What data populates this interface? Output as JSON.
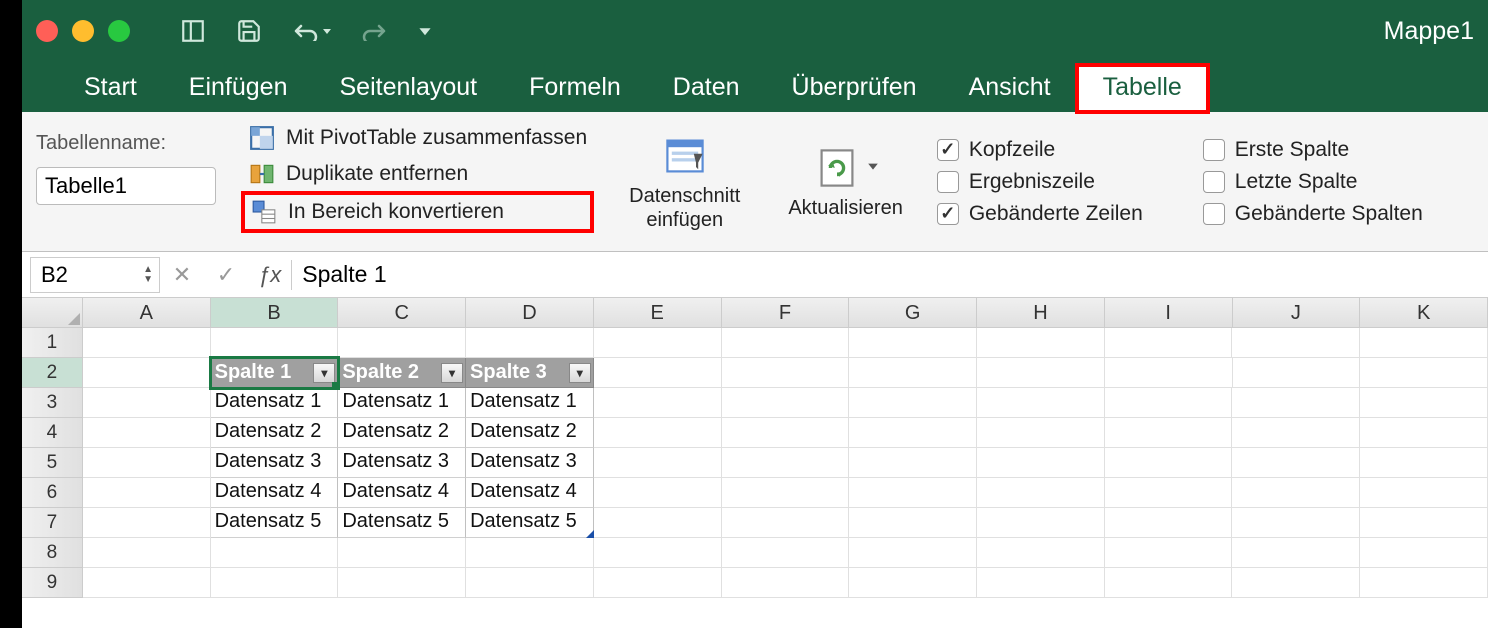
{
  "doc_title": "Mappe1",
  "tabs": [
    "Start",
    "Einfügen",
    "Seitenlayout",
    "Formeln",
    "Daten",
    "Überprüfen",
    "Ansicht",
    "Tabelle"
  ],
  "active_tab": "Tabelle",
  "table_group": {
    "label": "Tabellenname:",
    "value": "Tabelle1"
  },
  "tools": {
    "pivot": "Mit PivotTable zusammenfassen",
    "dedup": "Duplikate entfernen",
    "convert": "In Bereich konvertieren",
    "slicer": "Datenschnitt\neinfügen",
    "refresh": "Aktualisieren"
  },
  "style_options": {
    "header_row": {
      "label": "Kopfzeile",
      "checked": true
    },
    "first_col": {
      "label": "Erste Spalte",
      "checked": false
    },
    "total_row": {
      "label": "Ergebniszeile",
      "checked": false
    },
    "last_col": {
      "label": "Letzte Spalte",
      "checked": false
    },
    "banded_rows": {
      "label": "Gebänderte Zeilen",
      "checked": true
    },
    "banded_cols": {
      "label": "Gebänderte Spalten",
      "checked": false
    }
  },
  "name_box": "B2",
  "formula": "Spalte 1",
  "columns": [
    "A",
    "B",
    "C",
    "D",
    "E",
    "F",
    "G",
    "H",
    "I",
    "J",
    "K"
  ],
  "rows": [
    "1",
    "2",
    "3",
    "4",
    "5",
    "6",
    "7",
    "8",
    "9"
  ],
  "table": {
    "headers": [
      "Spalte 1",
      "Spalte 2",
      "Spalte 3"
    ],
    "data": [
      [
        "Datensatz 1",
        "Datensatz 1",
        "Datensatz 1"
      ],
      [
        "Datensatz 2",
        "Datensatz 2",
        "Datensatz 2"
      ],
      [
        "Datensatz 3",
        "Datensatz 3",
        "Datensatz 3"
      ],
      [
        "Datensatz 4",
        "Datensatz 4",
        "Datensatz 4"
      ],
      [
        "Datensatz 5",
        "Datensatz 5",
        "Datensatz 5"
      ]
    ]
  },
  "selected_cell": "B2"
}
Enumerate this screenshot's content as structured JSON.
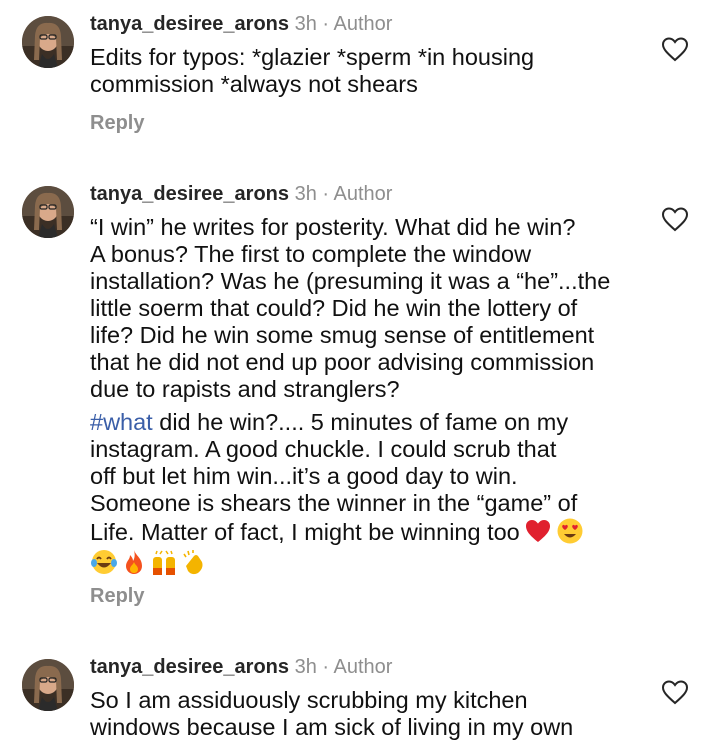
{
  "colors": {
    "text": "#111111",
    "username": "#262626",
    "muted": "#8e8e8e",
    "hashtag": "#3a5ea8"
  },
  "icons": {
    "like": "heart-outline-icon",
    "heart": "red-heart-emoji",
    "heart_eyes": "heart-eyes-emoji",
    "joy": "tears-of-joy-emoji",
    "fire": "fire-emoji",
    "raised_hands": "raised-hands-emoji",
    "clapping": "clapping-hands-emoji"
  },
  "comments": [
    {
      "username": "tanya_desiree_arons",
      "time": "3h",
      "separator": "·",
      "badge": "Author",
      "text": "Edits for typos: *glazier *sperm *in housing\ncommission *always not shears",
      "reply_label": "Reply"
    },
    {
      "username": "tanya_desiree_arons",
      "time": "3h",
      "separator": "·",
      "badge": "Author",
      "text": "“I win” he writes for posterity.  What did he win?\nA bonus? The first to complete the window\ninstallation? Was he (presuming it was a “he”...the\nlittle soerm that could? Did he win the lottery of\nlife? Did he win some smug sense of entitlement\nthat he did not end up poor advising commission\ndue to rapists and stranglers?",
      "hashtag": "#what",
      "text2": " did he win?.... 5 minutes of fame on my\ninstagram.  A good chuckle.  I could scrub that\noff but let him win...it’s a good day to win.\nSomeone is shears the winner in the “game” of\nLife.  Matter of fact, I might be winning too",
      "reply_label": "Reply"
    },
    {
      "username": "tanya_desiree_arons",
      "time": "3h",
      "separator": "·",
      "badge": "Author",
      "text": "So I am assiduously scrubbing my kitchen\nwindows because I am sick of living in my own"
    }
  ]
}
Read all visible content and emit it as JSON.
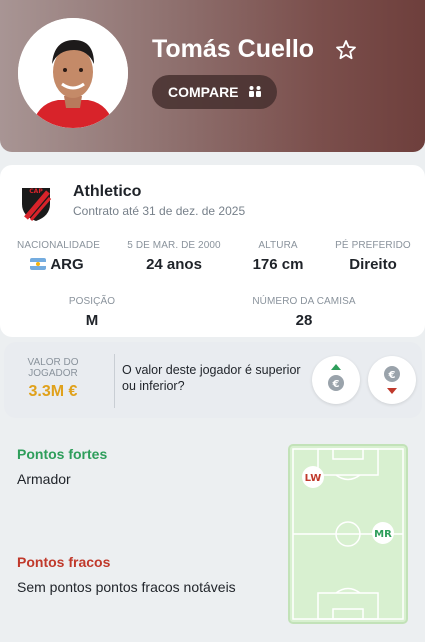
{
  "player": {
    "name": "Tomás Cuello",
    "compare_label": "COMPARE"
  },
  "club": {
    "name": "Athletico",
    "contract": "Contrato até 31 de dez. de 2025"
  },
  "stats": [
    {
      "label": "NACIONALIDADE",
      "value": "ARG"
    },
    {
      "label": "5 DE MAR. DE 2000",
      "value": "24 anos"
    },
    {
      "label": "ALTURA",
      "value": "176 cm"
    },
    {
      "label": "PÉ PREFERIDO",
      "value": "Direito"
    },
    {
      "label": "POSIÇÃO",
      "value": "M"
    },
    {
      "label": "NÚMERO DA CAMISA",
      "value": "28"
    }
  ],
  "market_value": {
    "label": "VALOR DO JOGADOR",
    "value": "3.3M €",
    "question": "O valor deste jogador é superior ou inferior?"
  },
  "attributes": {
    "strengths_title": "Pontos fortes",
    "strengths": [
      "Armador"
    ],
    "weaknesses_title": "Pontos fracos",
    "weaknesses": [
      "Sem pontos pontos fracos notáveis"
    ]
  },
  "positions": {
    "primary": "LW",
    "secondary": "MR"
  },
  "colors": {
    "header_accent": "#7b4f4c",
    "value_gold": "#e0a11b",
    "strength_green": "#2e9e5b",
    "weakness_red": "#c0392b",
    "pitch_green": "#d8f0d0"
  },
  "icons": {
    "favorite": "star-outline-icon",
    "compare": "compare-icon",
    "vote_up": "euro-arrow-up-icon",
    "vote_down": "euro-arrow-down-icon"
  }
}
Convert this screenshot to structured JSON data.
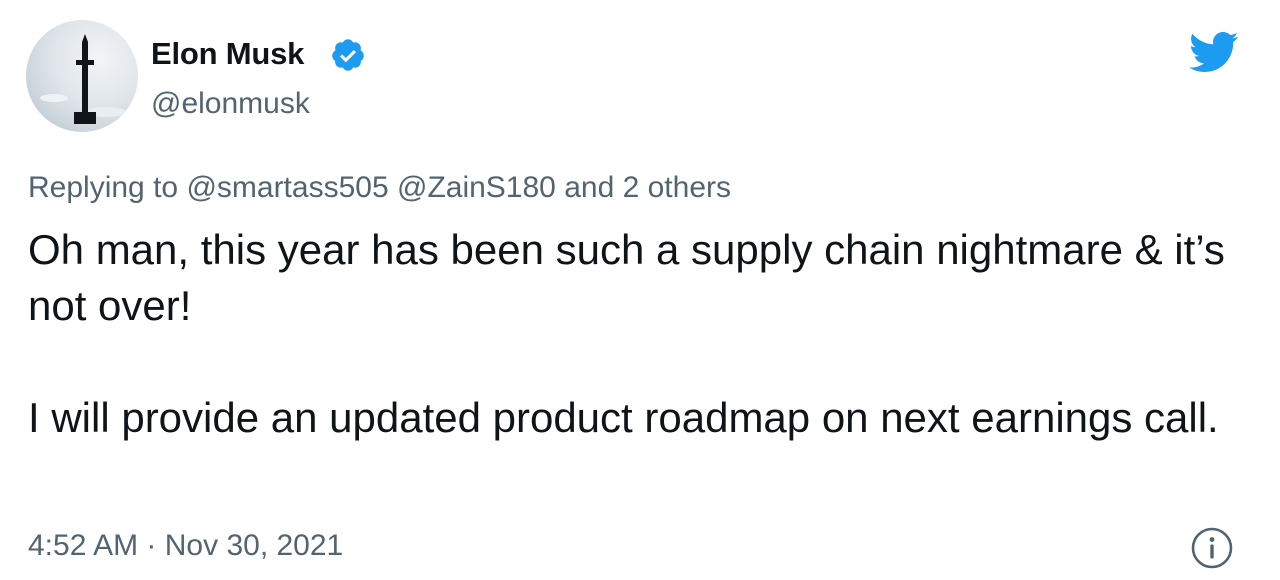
{
  "tweet": {
    "author_name": "Elon Musk",
    "handle": "@elonmusk",
    "reply": {
      "prefix": "Replying to",
      "mention_1": "@smartass505",
      "mention_2": "@ZainS180",
      "suffix": "and 2 others"
    },
    "body": {
      "paragraph_1": "Oh man, this year has been such a supply chain nightmare & it’s not over!",
      "paragraph_2": "I will provide an updated product roadmap on next earnings call."
    },
    "time": "4:52 AM",
    "separator": "·",
    "date": "Nov 30, 2021"
  },
  "icons": {
    "verified": "verified-badge-icon",
    "brand": "twitter-bird-icon",
    "info": "info-icon"
  },
  "colors": {
    "text_primary": "#0f1419",
    "text_secondary": "#536471",
    "brand_blue": "#1d9bf0"
  }
}
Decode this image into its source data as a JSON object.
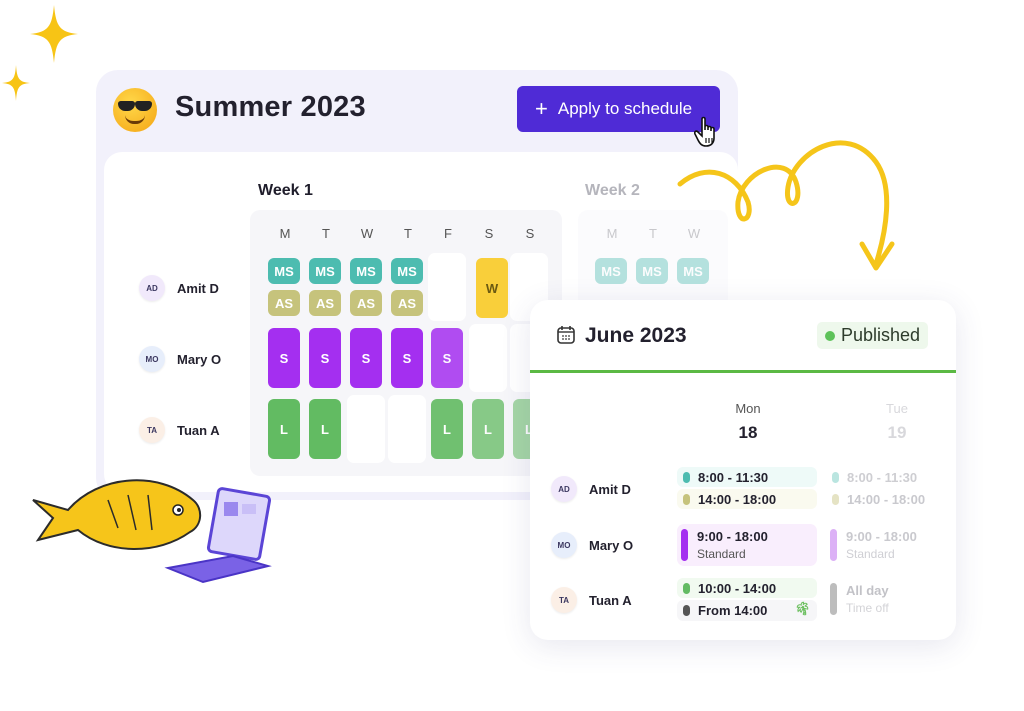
{
  "header": {
    "emoji": "sunglasses-face",
    "title": "Summer 2023",
    "apply_button": "Apply to schedule",
    "apply_icon": "+"
  },
  "weeks": [
    {
      "label": "Week 1"
    },
    {
      "label": "Week 2"
    }
  ],
  "day_headers": [
    "M",
    "T",
    "W",
    "T",
    "F",
    "S",
    "S"
  ],
  "week2_day_headers": [
    "M",
    "T",
    "W"
  ],
  "people": [
    {
      "initials": "AD",
      "name": "Amit D",
      "avatar_color": "#f1e9fb"
    },
    {
      "initials": "MO",
      "name": "Mary O",
      "avatar_color": "#e7eefb"
    },
    {
      "initials": "TA",
      "name": "Tuan A",
      "avatar_color": "#fbefe6"
    }
  ],
  "week1_shifts": {
    "amit": {
      "top": [
        "MS",
        "MS",
        "MS",
        "MS",
        "",
        "W",
        ""
      ],
      "bottom": [
        "AS",
        "AS",
        "AS",
        "AS",
        "",
        "",
        ""
      ]
    },
    "mary": [
      "S",
      "S",
      "S",
      "S",
      "S",
      "",
      ""
    ],
    "tuan": [
      "L",
      "L",
      "",
      "",
      "L",
      "L",
      "L"
    ]
  },
  "week2_shifts": {
    "amit_top": [
      "MS",
      "MS",
      "MS"
    ]
  },
  "colors": {
    "MS": "#4dbcb0",
    "AS": "#c6c37c",
    "W": "#f9cf3a",
    "S": "#a42ff0",
    "L": "#62bb62",
    "accent": "#4f2bd6",
    "published": "#5ec25a"
  },
  "card": {
    "title": "June 2023",
    "status": "Published",
    "days": [
      {
        "name": "Mon",
        "date": "18"
      },
      {
        "name": "Tue",
        "date": "19"
      }
    ],
    "rows": [
      {
        "person": "Amit D",
        "initials": "AD",
        "mon": [
          {
            "time": "8:00 - 11:30",
            "color": "#4dbcb0"
          },
          {
            "time": "14:00 - 18:00",
            "color": "#c6c37c"
          }
        ],
        "tue": [
          {
            "time": "8:00 - 11:30",
            "color": "#4dbcb0"
          },
          {
            "time": "14:00 - 18:00",
            "color": "#c6c37c"
          }
        ]
      },
      {
        "person": "Mary O",
        "initials": "MO",
        "mon": {
          "time": "9:00 - 18:00",
          "label": "Standard"
        },
        "tue": {
          "time": "9:00 - 18:00",
          "label": "Standard"
        }
      },
      {
        "person": "Tuan A",
        "initials": "TA",
        "mon": [
          {
            "time": "10:00 - 14:00",
            "color": "#62bb62"
          },
          {
            "time": "From 14:00",
            "color": "#555555",
            "icon": "palm-tree-icon"
          }
        ],
        "tue": {
          "time": "All day",
          "label": "Time off"
        }
      }
    ]
  }
}
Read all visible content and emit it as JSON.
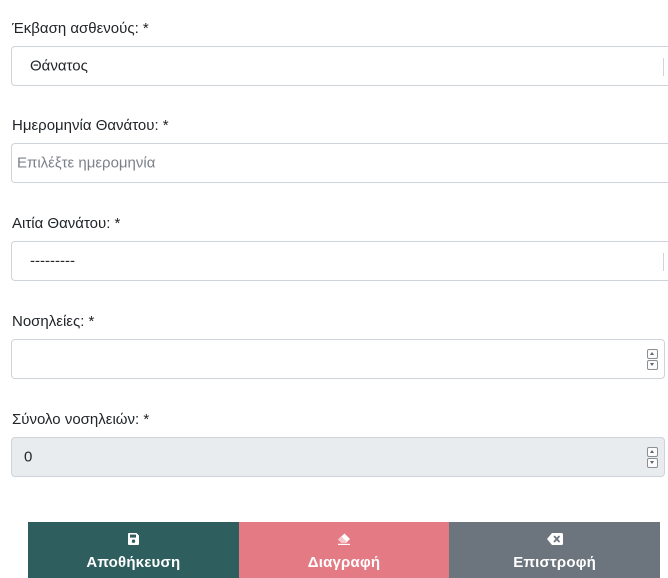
{
  "fields": {
    "outcome": {
      "label": "Έκβαση ασθενούς: *",
      "value": "Θάνατος"
    },
    "death_date": {
      "label": "Ημερομηνία Θανάτου: *",
      "placeholder": "Επιλέξτε ημερομηνία"
    },
    "death_cause": {
      "label": "Αιτία Θανάτου: *",
      "value": "---------"
    },
    "hospitalizations": {
      "label": "Νοσηλείες: *",
      "value": ""
    },
    "total_hospitalizations": {
      "label": "Σύνολο νοσηλειών: *",
      "value": "0"
    }
  },
  "buttons": {
    "save": {
      "label": "Αποθήκευση",
      "icon": "save-icon",
      "color": "#2f5e5e"
    },
    "delete": {
      "label": "Διαγραφή",
      "icon": "eraser-icon",
      "color": "#e47a84"
    },
    "back": {
      "label": "Επιστροφή",
      "icon": "backspace-icon",
      "color": "#6c757d"
    }
  }
}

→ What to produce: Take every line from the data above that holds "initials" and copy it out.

→ Your solution:
      "initials": "AD",
      "initials": "MO",
      "initials": "TA",
        "initials": "AD",
        "initials": "MO",
        "initials": "TA",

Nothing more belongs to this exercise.